There’s an unfortunate rearing of kayfabe, as the likes of Bryan, Cena and Brie discuss the matches at XXX in a “real” context (Bryan training hard for a “possible” second match), which is even goofier when earlier in the piece a candid backstage moment between Bryan and Seth Rollins sees Bryan talk about the upcoming Mania as “two of the biggest matches of his career”. His relationship with Brie comes under the spotlight a bit, as the two got married the week after Mania, and Bryan says that even during the darkest days of his WWE career she’s always been there for him. As a reminder of this, they talk about the night when Brie won the Divas title for the first time…and Bryan wasn’t even booked on that Raw card.
The feature ends with the WrestleMania XXX weekend, with both his excellent matches from that show highlighted. It’s a fitting end to a wonderful piece.
Although it glosses over some parts of his career, and there is the occasional lapse into kayfabe that jars given the “real life” focus of it, this is simply fantastic stuff. I don’t care if you are particularly a fan of Bryan or not. If you can’t appreciate the years of hard work and, yes, overcoming of the odds that lead up to Bryan’s “Mania Moment” you must have a very cold heart indeed. The talking heads are generally relevant and add to the proceedings and I should also add that after her heart-felt comments throughout, I’ve a new fondness for Mrs Danielson, Brie.
The extras add a WHOLE lot to the overall package. As well as the matches, there are brand new segments with Bryan that either set the scene for the things we are about to watch or add insight into his thoughts and feelings around that time. What it also refreshing is that the WWE have included the “set-up” promo videos for a lot of the PPV matches so you get a context of the ongoing storylines and feuds.
There’s a 2000 tryout match (without commentary) where a young Bryan teams with Shooter Shultz to take on Lance Cade and Brian Kendrick. It’s interesting to note that although fans don’t know any of them at the start, they pop huge for the finish, appreciating the work that’s gone into it. There’s a Velocity match with Jamie Knoble that is very competitive before Bryan’s first “official” WWE match against Chris Jericho from NXT.
From there, Bryan wins the US title from the Miz, cashes in on The Big Show to become the World Heavyweight Champion before getting some form of redemption in his Extreme Rules 2012 match against Sheamus. Bryan vs Punk from Money In The Bank 2012 is a cracker and there’s some fun from the Team Hell No run too.
There’s the awesome Bryan/Cena match from SummerSlam 2013, his big moment in the Triple Threat match at Mania XXX before we finish with his 2014 Fastlane match with Roman Reigns.

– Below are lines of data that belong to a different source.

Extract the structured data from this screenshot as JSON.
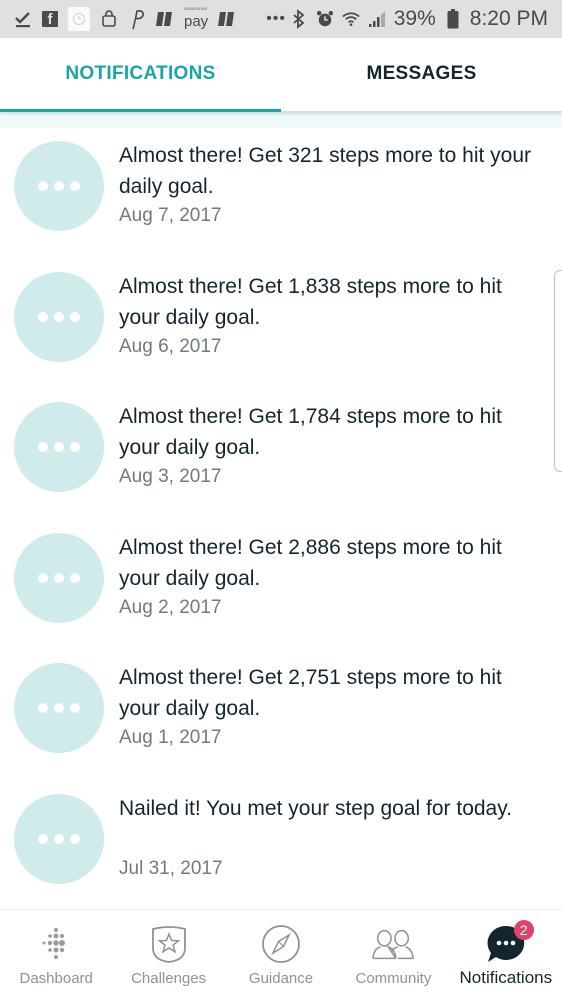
{
  "status_bar": {
    "battery": "39%",
    "time": "8:20 PM",
    "pay_label": "pay",
    "pay_brand": "SAMSUNG",
    "overflow": "•••",
    "icons": [
      "download-done-icon",
      "facebook-icon",
      "clock-app-icon",
      "shopping-bag-icon",
      "paypal-icon",
      "app-icon",
      "samsung-pay-icon",
      "app-icon",
      "bluetooth-icon",
      "alarm-icon",
      "wifi-icon",
      "signal-icon",
      "battery-icon"
    ]
  },
  "tabs": [
    {
      "label": "NOTIFICATIONS",
      "active": true
    },
    {
      "label": "MESSAGES",
      "active": false
    }
  ],
  "notifications": [
    {
      "message": "Almost there! Get 321 steps more to hit your daily goal.",
      "date": "Aug 7, 2017"
    },
    {
      "message": "Almost there! Get 1,838 steps more to hit your daily goal.",
      "date": "Aug 6, 2017"
    },
    {
      "message": "Almost there! Get 1,784 steps more to hit your daily goal.",
      "date": "Aug 3, 2017"
    },
    {
      "message": "Almost there! Get 2,886 steps more to hit your daily goal.",
      "date": "Aug 2, 2017"
    },
    {
      "message": "Almost there! Get 2,751 steps more to hit your daily goal.",
      "date": "Aug 1, 2017"
    },
    {
      "message": "Nailed it! You met your step goal for today.",
      "date": "Jul 31, 2017"
    }
  ],
  "bottom_nav": [
    {
      "label": "Dashboard",
      "icon": "dashboard-dots-icon",
      "active": false
    },
    {
      "label": "Challenges",
      "icon": "challenges-shield-star-icon",
      "active": false
    },
    {
      "label": "Guidance",
      "icon": "guidance-compass-icon",
      "active": false
    },
    {
      "label": "Community",
      "icon": "community-people-icon",
      "active": false
    },
    {
      "label": "Notifications",
      "icon": "notifications-chat-icon",
      "active": true,
      "badge": "2"
    }
  ],
  "colors": {
    "accent": "#1aa3a8",
    "avatar_bg": "#cfebeb",
    "badge": "#e2416a",
    "text_dark": "#13262f"
  }
}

BluRay extras throw in four exclusive matches, including a 2003 Velocity match against John Cena (in which Cena admits he got admonished by Vince for “giving too much” to Bryan – perhaps that’s the reason he is how he is!), along with some “outtakes” from the main feature and some entertaining Team Hell No vignettes. It’s well worth the extra few pounds for the upgrade.
All in all this is one of the best WWE releases we’ve seen. A fascinating main feature that whilst built around his WrestleMania XXX moment brings us much more than that is complemented by a fantastic array of matches which also bring us more insights into Daniel Bryan the man and his career.

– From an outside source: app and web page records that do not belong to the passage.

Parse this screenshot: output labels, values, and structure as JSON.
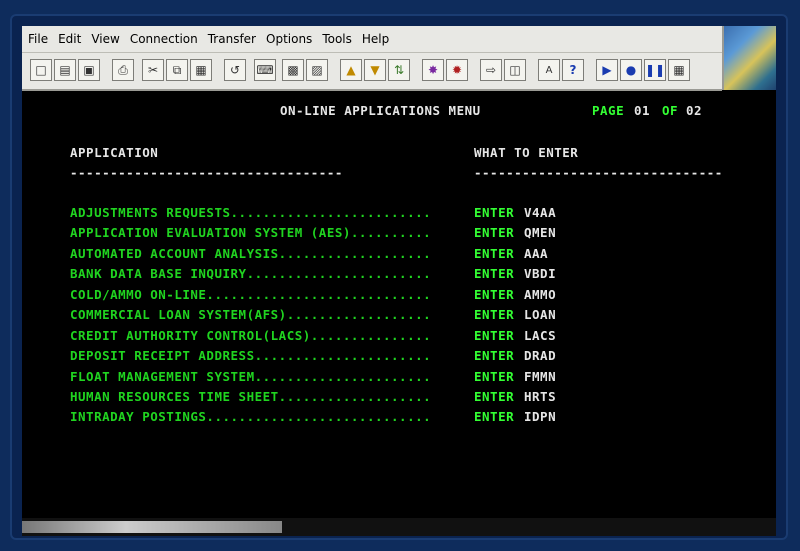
{
  "menu": [
    "File",
    "Edit",
    "View",
    "Connection",
    "Transfer",
    "Options",
    "Tools",
    "Help"
  ],
  "terminal": {
    "title": "ON-LINE APPLICATIONS MENU",
    "page_label": "PAGE",
    "page_current": "01",
    "page_of": "OF",
    "page_total": "02",
    "col_application": "APPLICATION",
    "col_what_to_enter": "WHAT TO ENTER",
    "rule_left": "----------------------------------",
    "rule_right": "-------------------------------",
    "enter_word": "ENTER",
    "rows": [
      {
        "app": "ADJUSTMENTS REQUESTS.........................",
        "code": "V4AA"
      },
      {
        "app": "APPLICATION EVALUATION SYSTEM (AES)..........",
        "code": "QMEN"
      },
      {
        "app": "AUTOMATED ACCOUNT ANALYSIS...................",
        "code": "AAA"
      },
      {
        "app": "BANK DATA BASE INQUIRY.......................",
        "code": "VBDI"
      },
      {
        "app": "COLD/AMMO ON-LINE............................",
        "code": "AMMO"
      },
      {
        "app": "COMMERCIAL LOAN SYSTEM(AFS)..................",
        "code": "LOAN"
      },
      {
        "app": "CREDIT AUTHORITY CONTROL(LACS)...............",
        "code": "LACS"
      },
      {
        "app": "DEPOSIT RECEIPT ADDRESS......................",
        "code": "DRAD"
      },
      {
        "app": "FLOAT MANAGEMENT SYSTEM......................",
        "code": "FMMN"
      },
      {
        "app": "HUMAN RESOURCES TIME SHEET...................",
        "code": "HRTS"
      },
      {
        "app": "INTRADAY POSTINGS............................",
        "code": "IDPN"
      }
    ]
  },
  "icons": [
    "new-icon",
    "open-icon",
    "save-icon",
    "print-icon",
    "cut-icon",
    "copy-icon",
    "paste-icon",
    "undo-icon",
    "keyboard-icon",
    "session-icon",
    "screen-icon",
    "upload-icon",
    "download-icon",
    "transfer-icon",
    "macro-icon",
    "record-icon",
    "host-icon",
    "send-icon",
    "font-icon",
    "help-icon",
    "play-icon",
    "stop-icon",
    "pause-icon",
    "options-icon"
  ]
}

If you’re a fan of Daniel Bryan then it’s a no-brainer to get this in your collection. It’s so good though, that even if you’re not a fan of Daniel Bryan you really should see this.
Thank you to our partners, WWEDVD.co.uk and Fetch.fm for providing our review copy of Daniel Bryan – Just Say Yes! Yes! Yes! which is available on DVD & Blu-Ray from Monday, June 15th 2015. You can pre-order your copy from WWEDVD.co.uk now by clicking here.